25Nov 2016


I’m grateful for so many little miracles in my life. Every time I watch Max play soccer or hear him bounce the basketball, I am grateful. There was a time, not long ago, that I thought that Max would be very, very different from kids his age. Even today, I have a fear that something will change and his condition will worsen. Continue reading

23Nov 2016

Six Boys Halloween

Thanksgiving is upon us friends, and let me personally wish each and every reader a Happy Thanksgiving! (Those of you not in the United States, feel free to scarf down some turkey and pie, just for the fun of it!) The post this week will be what I am thankful for, or at least a few of the things, because my blessings are honestly far more than I can fit here, nor would you want to read such an exhaustive list. Continue reading

21Nov 2016

Trenton Smiling

I would have never guessed in a million years that I would have a child who has CTD. I mean, who has even ever heard of it? I sure hadn’t. Not until the day we finally got in to see a geneticist. I still was skeptical. All these tests they were running, all the time you hear that it is a less than one percent chance that your child will have this or that, it would never happen to me right? Continue reading

11Nov 2016

Beth's Kids

I woke up this morning with anxiety. We needed to change my daughter’s g-tube today. Through the course of treatment for GAMT, it became clear that she needed it for several reasons—medication administration, additional nutrition. She may not always need to use it as she gets older, but it was the best decision for us at the time. Because the g-tube can physically deteriorate, it is necessary to change it every few months. I do this for her at home. It’s not a great experience for either of us. Despite changing it every few months for the past five years, the idea of it still derails her. Continue reading

22Oct 2016


Sometimes, as a parent you get sucked into the daily grind of routines and chaos. It’s life with kids. And this life and its fast-paced schedule zooms us ahead, one season quickly following the one before. It will always seem this way. I often hear the phrase, “I can’t believe it’s_______!” Insert whatever seasonal descriptive in the blank, and that is the common underlying tone of the world in which we live.
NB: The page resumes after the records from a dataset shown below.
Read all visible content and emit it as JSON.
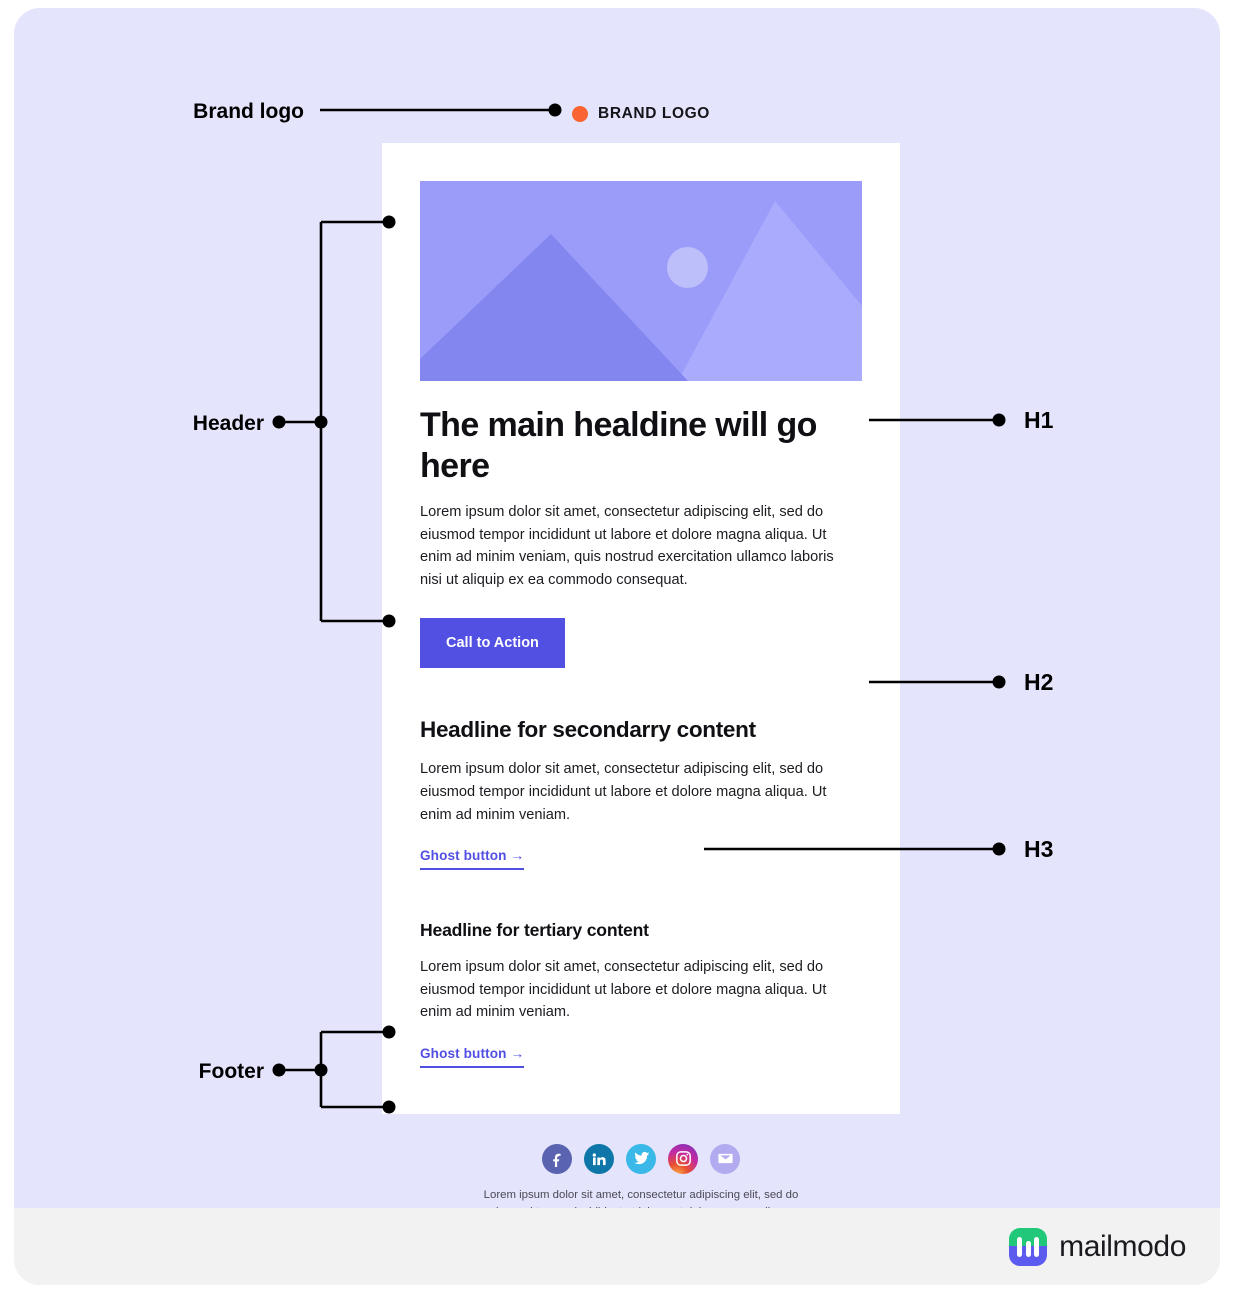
{
  "page": {
    "background_color": "#e4e4fc",
    "bottom_bar_color": "#f2f2f2"
  },
  "annotations": {
    "brand_logo": "Brand logo",
    "header": "Header",
    "footer": "Footer",
    "h1": "H1",
    "h2": "H2",
    "h3": "H3"
  },
  "email": {
    "brand_logo": {
      "text": "BRAND LOGO",
      "dot_color": "#fa6432"
    },
    "hero_image": {
      "sky_color": "#9b9cfa",
      "left_mountain_color": "#8286ee",
      "right_mountain_color": "#aaabfc",
      "sun_color": "#bdbffb"
    },
    "h1_title": "The main healdine will go here",
    "h1_body": "Lorem ipsum dolor sit amet, consectetur adipiscing elit, sed do eiusmod tempor incididunt ut labore et dolore magna aliqua. Ut enim ad minim veniam, quis nostrud exercitation ullamco laboris nisi ut aliquip ex ea commodo consequat.",
    "cta_label": "Call to Action",
    "cta_color": "#5150e2",
    "h2_title": "Headline for secondarry content",
    "h2_body": "Lorem ipsum dolor sit amet, consectetur adipiscing elit, sed do eiusmod tempor incididunt ut labore et dolore magna aliqua. Ut enim ad minim veniam.",
    "ghost_button_1": "Ghost button",
    "h3_title": "Headline for tertiary content",
    "h3_body": "Lorem ipsum dolor sit amet, consectetur adipiscing elit, sed do eiusmod tempor incididunt ut labore et dolore magna aliqua. Ut enim ad minim veniam.",
    "ghost_button_2": "Ghost button",
    "ghost_arrow": "→",
    "footer": {
      "social_icons": [
        {
          "name": "facebook-icon",
          "color": "#5a63b0"
        },
        {
          "name": "linkedin-icon",
          "color": "#0e76a8"
        },
        {
          "name": "twitter-icon",
          "color": "#3ab8e8"
        },
        {
          "name": "instagram-icon",
          "color": "#c32aa3"
        },
        {
          "name": "email-icon",
          "color": "#b2abf0"
        }
      ],
      "text": "Lorem ipsum dolor sit amet, consectetur adipiscing elit, sed do eiusmod tempor incididunt ut labore et dolore magna aliqua."
    }
  },
  "branding": {
    "product_name": "mailmodo",
    "logo_top_color": "#21c879",
    "logo_bottom_color": "#5b5bf0"
  }
}
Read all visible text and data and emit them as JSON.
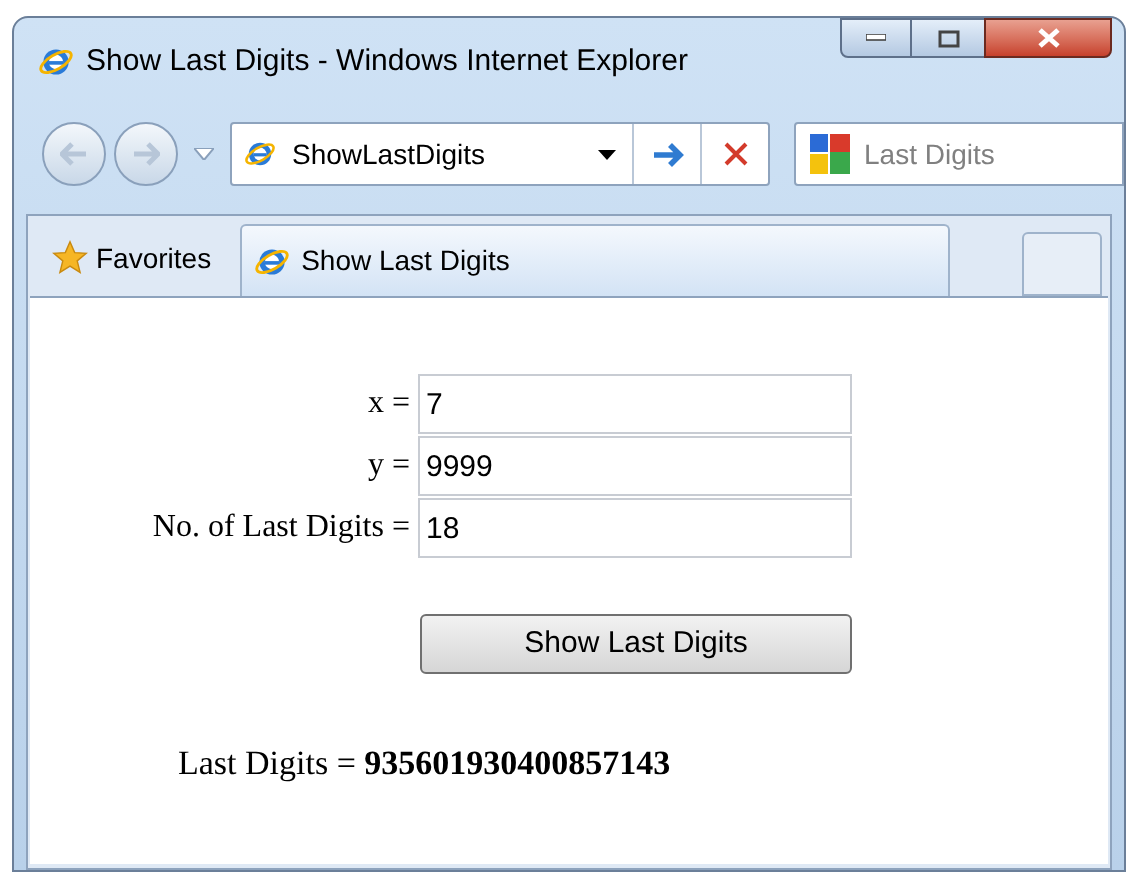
{
  "window": {
    "title": "Show Last Digits - Windows Internet Explorer"
  },
  "address_bar": {
    "value": "ShowLastDigits"
  },
  "search": {
    "value": "Last Digits"
  },
  "favorites": {
    "label": "Favorites"
  },
  "tabs": [
    {
      "label": "Show Last Digits",
      "selected": true
    }
  ],
  "form": {
    "fields": [
      {
        "label": "x =",
        "value": "7"
      },
      {
        "label": "y =",
        "value": "9999"
      },
      {
        "label": "No. of Last Digits =",
        "value": "18"
      }
    ],
    "button": "Show Last Digits",
    "result": "Last Digits = **935601930400857143**"
  }
}
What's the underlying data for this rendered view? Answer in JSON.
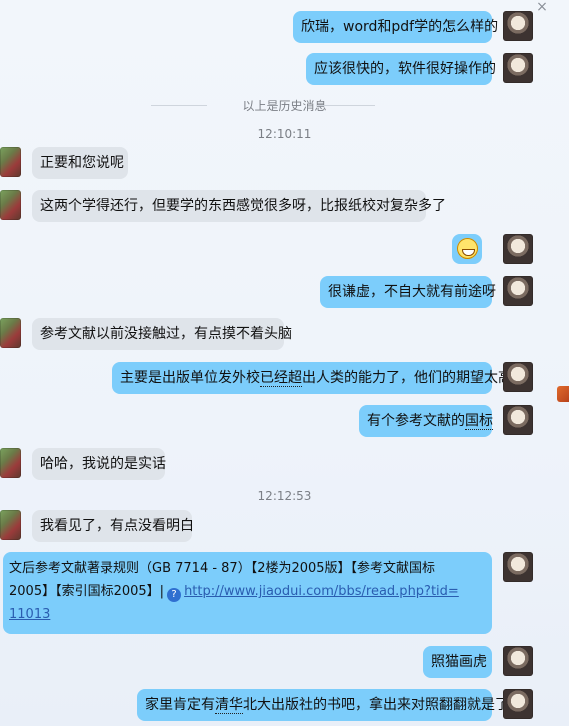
{
  "window": {
    "close_glyph": "×"
  },
  "history_divider": "以上是历史消息",
  "timestamps": [
    "12:10:11",
    "12:12:53"
  ],
  "messages": [
    {
      "side": "mine",
      "text": "欣瑞，word和pdf学的怎么样的"
    },
    {
      "side": "mine",
      "text": "应该很快的，软件很好操作的"
    },
    {
      "side": "theirs",
      "text": "正要和您说呢"
    },
    {
      "side": "theirs",
      "text": "这两个学得还行，但要学的东西感觉很多呀，比报纸校对复杂多了"
    },
    {
      "side": "mine",
      "emoji": "grinning-face-icon"
    },
    {
      "side": "mine",
      "text": "很谦虚，不自大就有前途呀"
    },
    {
      "side": "theirs",
      "text": "参考文献以前没接触过，有点摸不着头脑"
    },
    {
      "side": "mine",
      "text_before": "主要是出版单位发外校",
      "dotted": "已经超",
      "text_after": "出人类的能力了，他们的期望太高"
    },
    {
      "side": "mine",
      "text_before": "有个参考文献的",
      "dotted": "国标",
      "text_after": ""
    },
    {
      "side": "theirs",
      "text": "哈哈，我说的是实话"
    },
    {
      "side": "theirs",
      "text": "我看见了，有点没看明白"
    },
    {
      "side": "mine",
      "line1": "文后参考文献著录规则（GB 7714 - 87）【2楼为2005版】【参考文献国标",
      "line2_prefix": "2005】【索引国标2005】|",
      "link_part1": "http://www.jiaodui.com/bbs/read.php?tid=",
      "link_part2": "11013"
    },
    {
      "side": "mine",
      "text": "照猫画虎"
    },
    {
      "side": "mine",
      "text_before": "家里肯定有",
      "dotted": "清华",
      "text_after": "北大出版社的书吧，拿出来对照翻翻就是了"
    }
  ]
}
Always rushing and looking ahead. I catch myself doing the same thing. But as a parent of 3 kiddos, and one with special needs, I’ve slowly realized the disservice I am doing when all I do is look ahead. Continue reading

16Oct 2016


Greetings again friends! I hope this post finds everyone well as we move headlong into the fall season. Last month I had the opportunity to celebrate Elijah’s ninth birthday. Such an awesome day had me reflecting how much this one little boy had been through in his short nine years on this crazy planet. Upon all this reflection I naturally started to think about our little guys Simon and Ezra, who will undoubtedly share the path that their big brother continues to blaze. Continue reading

30Sep 2016


I recently came across an organization that, when I took a look at their mission and what they based their mission on, really resonated with me.  They are called Suffer Better (, and their tagline is “give your all, and give back.”  It reaches out to endurance athletes who take on grueling training and events, and who also have a charitable side.  I myself have been testing my own resolve for years in endurance events.  But after reading about Suffer Better, I started to think deeply about what makes me keep going when it hurts.  The folks at Suffer Better ask followers to send them personal notes, and I decided to take the time to put down some of my thoughts.  Below is what I chose to share: Continue reading

20Sep 2016


My son William (5), has CTD, and started big school for the first time this year. William has always been very passive, largely due to his temperament but also his lack of physical mobility (walking etc.) and significant expressive communication delays. Our main concern was that he would get overwhelmed and lost in a large class at a mainstream school due to his developmental delays but he had demonstrated such an enthusiasm for learning during the previous year (since he started walking) that he wouldn’t be challenged enough at a Special School. Continue reading

13Sep 2016


Meet Max. Six years ago (almost seven), my life changed when he was born. He was my first child and the most amazing gift to me and my husband. When I was pregnant, everything seemed pretty normal. Clinically, the only thing that was wrong with my pregnancy was I had a single umbilical artery. It was not a major issue, except I had to have a few extra ultrasounds to ensure that the baby was developing and growing normally. In retrospect, I wonder if this was a symptom of the diagnosis we would receive a year and a half later.
Continue reading